The first time the United States took on Saddam Hussein, its motto was "overwhelming force" -- half a million troops swiftly kicked the Iraqis out of Kuwait.
The sequel is proving far more complex, but the U.S. has just half as many troops in the region, and fewer than 90,000 in Iraq itself.
Some military analysts have questioned that disparity, saying stiffer-than-expected Iraqi resistance underscores the gamble Defense Secretary Donald Rumsfeld and his war planners took in crafting troop deployments.
One analyst, Daniel Goure of the Lexington Institute, said this week that U.S. forces were "a division or two light." Another, retired Gen. Barry McCaffrey, told NBC News that the Pentagon had risked "disaster" by not sending enough troops to Iraq.
The argument goes that with more troops, the U.S.-led forces would have been better able to stave off the Fedayeen and other mobile militias that have attacked long coalition supply lines.
Some units on the road to Baghdad have had to be redirected into fighting back.
But Rumsfeld and his field commanders have bristled at such claims and contend the war plan is working excellently.
They point to such successes as securing key airstrips and oil fields, getting to within 50 miles of Baghdad within days and dropping paratroopers into northern Iraq.
At a Camp David news conference Thursday with British Prime Minister Tony Blair, President Bush sidestepped a question about whether the strong resistance U.S. troops faced in southern Iraq indicates the war could take longer than expected.
"This isn't a matter of timetable, it's a matter of victory," Bush said. "Saddam Hussein will be removed, no matter how long it takes."
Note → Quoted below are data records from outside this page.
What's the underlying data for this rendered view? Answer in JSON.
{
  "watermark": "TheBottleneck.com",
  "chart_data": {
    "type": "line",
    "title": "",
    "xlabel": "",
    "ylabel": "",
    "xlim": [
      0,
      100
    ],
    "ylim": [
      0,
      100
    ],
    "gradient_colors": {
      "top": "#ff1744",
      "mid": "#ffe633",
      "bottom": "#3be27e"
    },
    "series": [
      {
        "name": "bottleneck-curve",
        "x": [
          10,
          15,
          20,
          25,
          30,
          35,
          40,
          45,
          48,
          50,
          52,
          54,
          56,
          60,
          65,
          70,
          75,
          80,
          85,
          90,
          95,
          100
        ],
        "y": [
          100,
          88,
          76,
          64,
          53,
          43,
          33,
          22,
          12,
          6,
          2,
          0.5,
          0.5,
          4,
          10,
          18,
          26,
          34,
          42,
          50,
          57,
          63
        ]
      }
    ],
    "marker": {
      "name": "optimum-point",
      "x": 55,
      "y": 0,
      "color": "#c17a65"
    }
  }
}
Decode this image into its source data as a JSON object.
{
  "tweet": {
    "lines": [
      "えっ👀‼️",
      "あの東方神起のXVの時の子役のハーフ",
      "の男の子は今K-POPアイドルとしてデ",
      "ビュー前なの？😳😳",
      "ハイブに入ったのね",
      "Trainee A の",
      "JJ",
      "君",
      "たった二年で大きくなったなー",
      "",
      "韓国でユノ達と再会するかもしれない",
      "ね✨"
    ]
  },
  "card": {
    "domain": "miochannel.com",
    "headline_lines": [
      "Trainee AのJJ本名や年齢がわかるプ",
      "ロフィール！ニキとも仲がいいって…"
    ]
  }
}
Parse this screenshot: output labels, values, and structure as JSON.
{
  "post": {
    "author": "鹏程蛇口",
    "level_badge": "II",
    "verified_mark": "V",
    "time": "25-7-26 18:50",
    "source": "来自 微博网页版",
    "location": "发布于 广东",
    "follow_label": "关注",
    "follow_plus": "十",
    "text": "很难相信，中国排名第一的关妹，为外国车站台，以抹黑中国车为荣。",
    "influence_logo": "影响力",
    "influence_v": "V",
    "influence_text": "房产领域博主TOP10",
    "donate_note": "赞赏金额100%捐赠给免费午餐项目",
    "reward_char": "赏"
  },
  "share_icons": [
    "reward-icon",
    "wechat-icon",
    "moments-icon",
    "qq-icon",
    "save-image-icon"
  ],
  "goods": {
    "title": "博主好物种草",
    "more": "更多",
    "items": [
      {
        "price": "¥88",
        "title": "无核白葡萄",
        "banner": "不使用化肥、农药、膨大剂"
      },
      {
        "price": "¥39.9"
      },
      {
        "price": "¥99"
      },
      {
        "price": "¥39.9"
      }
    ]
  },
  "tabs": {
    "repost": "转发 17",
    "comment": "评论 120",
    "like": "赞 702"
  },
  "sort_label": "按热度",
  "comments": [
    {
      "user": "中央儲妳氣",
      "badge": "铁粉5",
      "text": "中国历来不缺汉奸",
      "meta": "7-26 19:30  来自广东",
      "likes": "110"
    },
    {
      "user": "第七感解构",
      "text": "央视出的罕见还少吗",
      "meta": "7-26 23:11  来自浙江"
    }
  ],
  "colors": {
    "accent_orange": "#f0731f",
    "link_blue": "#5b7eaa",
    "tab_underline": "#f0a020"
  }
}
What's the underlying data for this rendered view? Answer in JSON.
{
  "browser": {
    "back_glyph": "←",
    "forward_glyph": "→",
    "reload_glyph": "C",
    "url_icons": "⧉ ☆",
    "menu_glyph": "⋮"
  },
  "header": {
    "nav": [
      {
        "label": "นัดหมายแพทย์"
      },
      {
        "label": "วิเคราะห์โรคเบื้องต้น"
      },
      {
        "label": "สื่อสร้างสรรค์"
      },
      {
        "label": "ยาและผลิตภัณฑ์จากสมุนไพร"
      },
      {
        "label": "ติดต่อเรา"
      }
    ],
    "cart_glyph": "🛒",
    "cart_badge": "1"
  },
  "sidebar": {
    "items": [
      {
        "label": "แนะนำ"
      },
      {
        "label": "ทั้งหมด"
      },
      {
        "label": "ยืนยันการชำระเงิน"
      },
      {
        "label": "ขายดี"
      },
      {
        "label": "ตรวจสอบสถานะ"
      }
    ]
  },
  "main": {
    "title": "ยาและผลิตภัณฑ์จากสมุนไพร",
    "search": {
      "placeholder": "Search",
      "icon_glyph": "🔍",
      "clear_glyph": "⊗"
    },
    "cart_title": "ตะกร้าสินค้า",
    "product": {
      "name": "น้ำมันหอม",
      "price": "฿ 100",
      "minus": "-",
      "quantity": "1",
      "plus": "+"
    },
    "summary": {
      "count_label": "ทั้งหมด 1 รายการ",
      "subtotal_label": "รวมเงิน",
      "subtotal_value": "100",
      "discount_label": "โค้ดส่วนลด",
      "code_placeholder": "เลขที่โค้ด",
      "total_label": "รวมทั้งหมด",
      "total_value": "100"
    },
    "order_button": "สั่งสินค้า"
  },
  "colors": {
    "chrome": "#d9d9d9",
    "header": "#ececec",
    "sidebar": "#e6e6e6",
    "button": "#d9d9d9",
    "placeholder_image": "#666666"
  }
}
Harlan Ullman, senior associate at Washington's Center for Strategic & International Studies and an architect of the "shock and awe" bombing strategy touted in this war, said critics of the troop deployment are mistaken, although many more soldiers will be needed in the peacekeeping and occupation phase.